Marvel wanted to distance the character of Black Panther from the Black Panther Party which gained prominence in the 1970s and beginning with his guest appearance in Fantastic Four #119, they tried to change his name to Black Leopard. When asked about it in the comics, T’Challa said “I contemplate a return to your country, Ben Grimm, where the latter term has political connotations. I neither condemn nor condone those who have take up the name, but T’Challa is a law unto himself. Hence, the new name- a minor point, at best, since the panther is a leopard.” However, this change did not last long.
9. T’Challa and Storm eventually married but their marriage has been annulled.
After years of occasionally working together, T’Challa proposed to Ororo Monroe after helping her reunite with her surviving family in the United States and Africa. They were married in Black Panther #18 in an enormous Wakandan ceremony attended by many of Marvel’s superheroes. Together the couple would embark on a less-than-stellar diplomatic tour, fight alongside Captain America in Civil War, temporarily fill in for Reed Richards and Sue Storm in the Fantastic Four and supported each other in their individual struggles as Black Panther and in the X-Men. Unfortunately, during the Avengers vs. X-Men storyline, Storm chose to side with the X-Men instead of alongside the Avengers with her husband. The city of Wakanda would be destroyed by a Phoenix-powered Namor and when Storm returned to help, T’Challa sternly informed her that their marriage had been annulled. They have remained separated despite T’Challa stating that he still thinks of her as his Queen.
10. T’Challa’s role in Captain America: Civil War was supposed to be much smaller
Originally T’Challa wasn’t even supposed to appear in costume as the writers had intended for more of the focus to be on Spider-Man and save Black Panther’s origin for an solo movie. But when it looked like Marvel wouldn’t get the permission from Sony to use the character, Black Panther’s role was increased significantly.

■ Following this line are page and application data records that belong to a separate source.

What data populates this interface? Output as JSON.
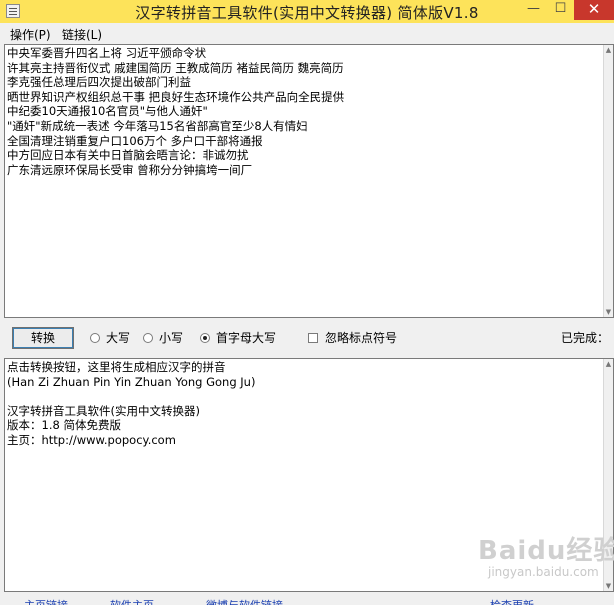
{
  "window": {
    "title": "汉字转拼音工具软件(实用中文转换器) 简体版V1.8",
    "controls": {
      "minimize": "—",
      "maximize": "☐",
      "close": "✕"
    }
  },
  "menu": {
    "items": [
      "操作(P)",
      "链接(L)"
    ]
  },
  "input_lines": [
    "中央军委晋升四名上将 习近平颁命令状",
    "许其亮主持晋衔仪式 戚建国简历 王教成简历 褚益民简历 魏亮简历",
    "李克强任总理后四次提出破部门利益",
    "晒世界知识产权组织总干事 把良好生态环境作公共产品向全民提供",
    "中纪委10天通报10名官员\"与他人通奸\"",
    "\"通奸\"新成统一表述 今年落马15名省部高官至少8人有情妇",
    "全国清理注销重复户口106万个 多户口干部将通报",
    "中方回应日本有关中日首脑会晤言论：非诚勿扰",
    "广东清远原环保局长受审 曾称分分钟搞垮一间厂"
  ],
  "toolbar": {
    "convert_label": "转换",
    "option_uppercase": "大写",
    "option_lowercase": "小写",
    "option_initial_caps": "首字母大写",
    "option_ignore_punct": "忽略标点符号",
    "selected_case": "首字母大写",
    "ignore_punct_checked": false,
    "status_label": "已完成："
  },
  "output_lines": [
    "点击转换按钮，这里将生成相应汉字的拼音",
    "(Han Zi Zhuan Pin Yin Zhuan Yong Gong Ju)",
    "",
    "汉字转拼音工具软件(实用中文转换器)",
    "版本：1.8 简体免费版",
    "主页：http://www.popocy.com"
  ],
  "footer_links": [
    "主页链接",
    "软件主页",
    "微博与软件链接",
    "检查更新"
  ],
  "watermark": {
    "logo": "Baidu经验",
    "url": "jingyan.baidu.com"
  }
}
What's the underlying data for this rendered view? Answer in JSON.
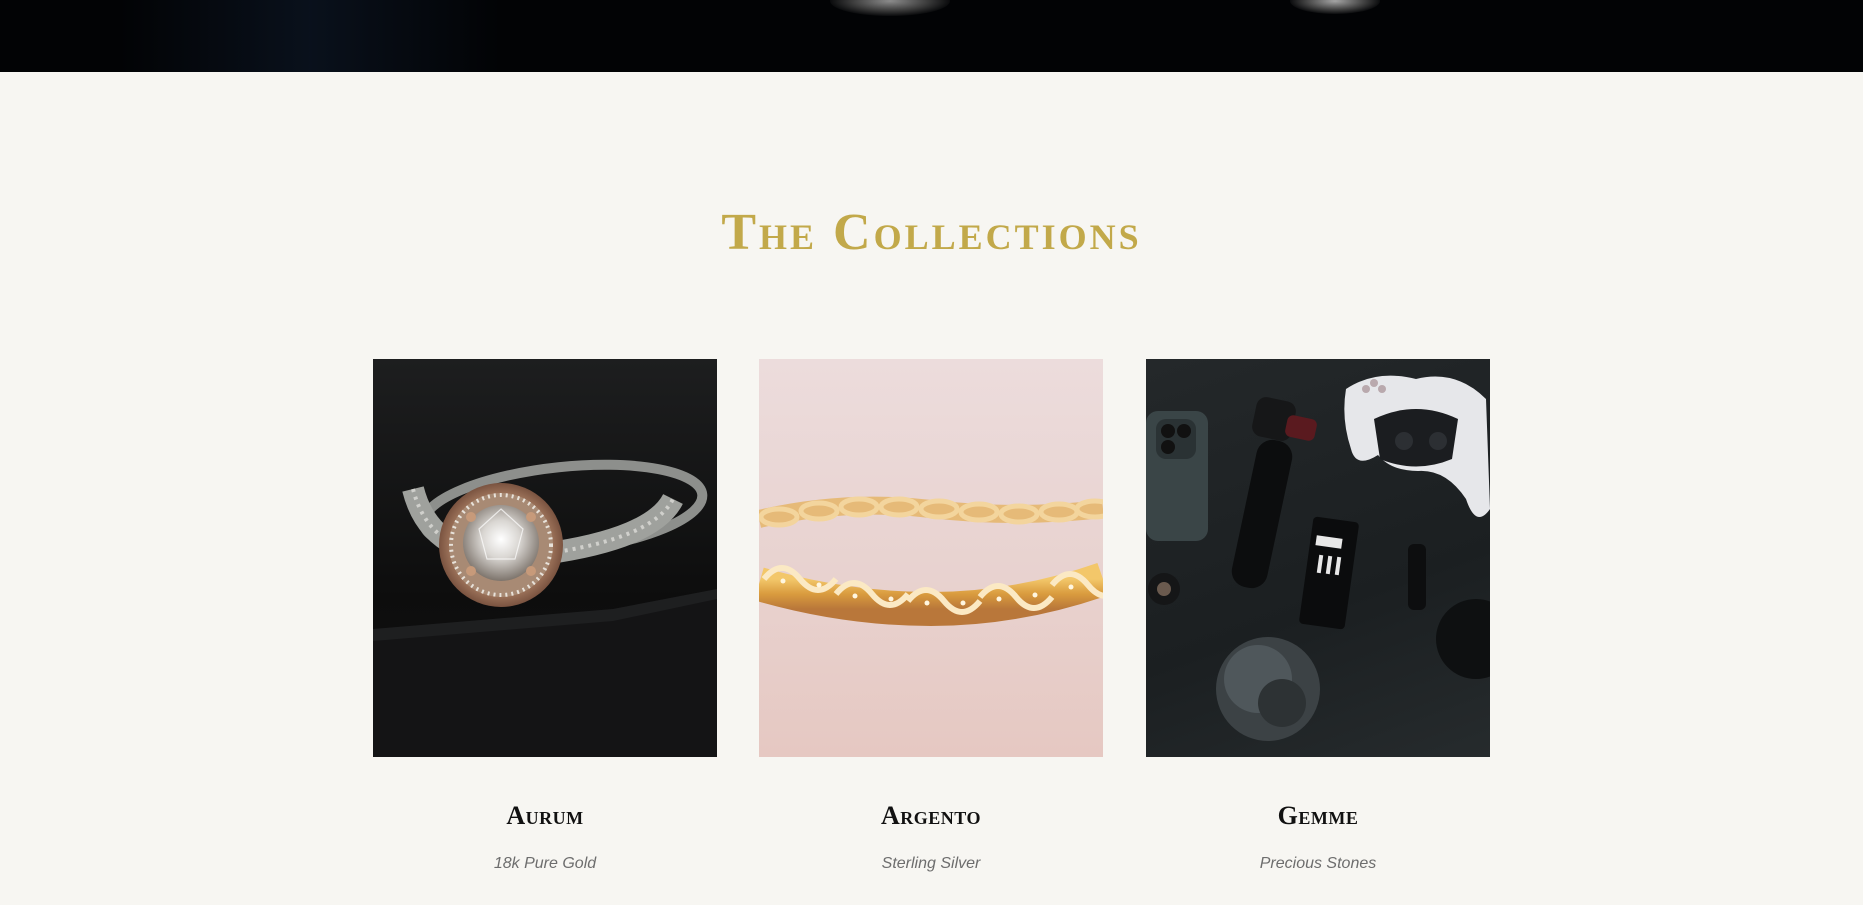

Eventually they found out they could use Spider-Man but by then T’Challa and Black Panther had become so integral to the movie’s plot that the writers decided to leave it and give Spider-Man the smaller role that would be expanded in future movies.
Thank you so much for reading and I hope you enjoyed the article and enjoyed seeing the film in theaters whenever you got/get the chance. I’ll make sure to send you the link to my upcoming mixtape later.